Redox-responsive amphiphilic camptothecin prodrug nanoparticles for targeted liver tumor therapy†

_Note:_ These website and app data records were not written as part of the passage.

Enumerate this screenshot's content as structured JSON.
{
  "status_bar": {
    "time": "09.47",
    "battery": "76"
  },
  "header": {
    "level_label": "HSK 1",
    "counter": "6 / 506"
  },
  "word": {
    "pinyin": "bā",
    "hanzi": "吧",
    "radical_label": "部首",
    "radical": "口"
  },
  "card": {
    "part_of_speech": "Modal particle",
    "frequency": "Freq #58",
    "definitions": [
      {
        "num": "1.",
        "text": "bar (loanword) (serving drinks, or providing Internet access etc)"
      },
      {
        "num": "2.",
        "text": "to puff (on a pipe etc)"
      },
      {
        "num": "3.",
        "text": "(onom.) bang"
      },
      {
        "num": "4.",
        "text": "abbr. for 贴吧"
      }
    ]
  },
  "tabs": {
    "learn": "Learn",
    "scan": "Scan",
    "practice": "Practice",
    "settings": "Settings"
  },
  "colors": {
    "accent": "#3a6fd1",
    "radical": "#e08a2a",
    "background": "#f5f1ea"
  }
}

Tumor cell-targeting drug delivery systems are of great importance to anti-tumor therapy in clinics. Owing to the overexpression of the asialoglycoprotein receptor (ASGPR) on the membrane of hepatoma carcinoma cells, the conjugation of lactose on the surface of drug delivery systems has already shown significant advantages for targeting tumor cells. In this study, a disulfide bond-conjugated prodrug targeting delivery system consisting of camptothecin (CPT) and lactose (LA) was synthesized, which was denoted as CPT-S-S-LA. Camptothecin and lactose act as the chemotherapy drug and targeting ligand in the drug delivery system, respectively. Since CPT-S-S-LA is an amphiphilic compound, it can self-assemble into nanoparticles with a diameter of around 110 nm. The CPT-S-S-LA nanoparticles displayed controllable drug release behavior in the physiological environment. Unlike the free CPT, the CPT-S-S-LA nanoparticles firstly assembled at the tumor sites via the enhanced permeability and retention (EPR) effect, and then were phagocytized by the tumor cells with ASGP receptor-mediated endocytosis. Finally, the antitumor agent CPT was released for killing tumor cells, which have a high glutathione (GSH) concentration environment. The nanoparticles displayed favorable ability to target hepatoma carcinoma cells rather than the normal HUVEC cells in vitro. Both the in vitro and in vivo studies demonstrated that the CPT-S-S-LA nanoparticles display enhanced antitumor ability and reduced side effects. Thus, active targeting prodrug delivery systems should be a promising strategy for liver tumor therapy.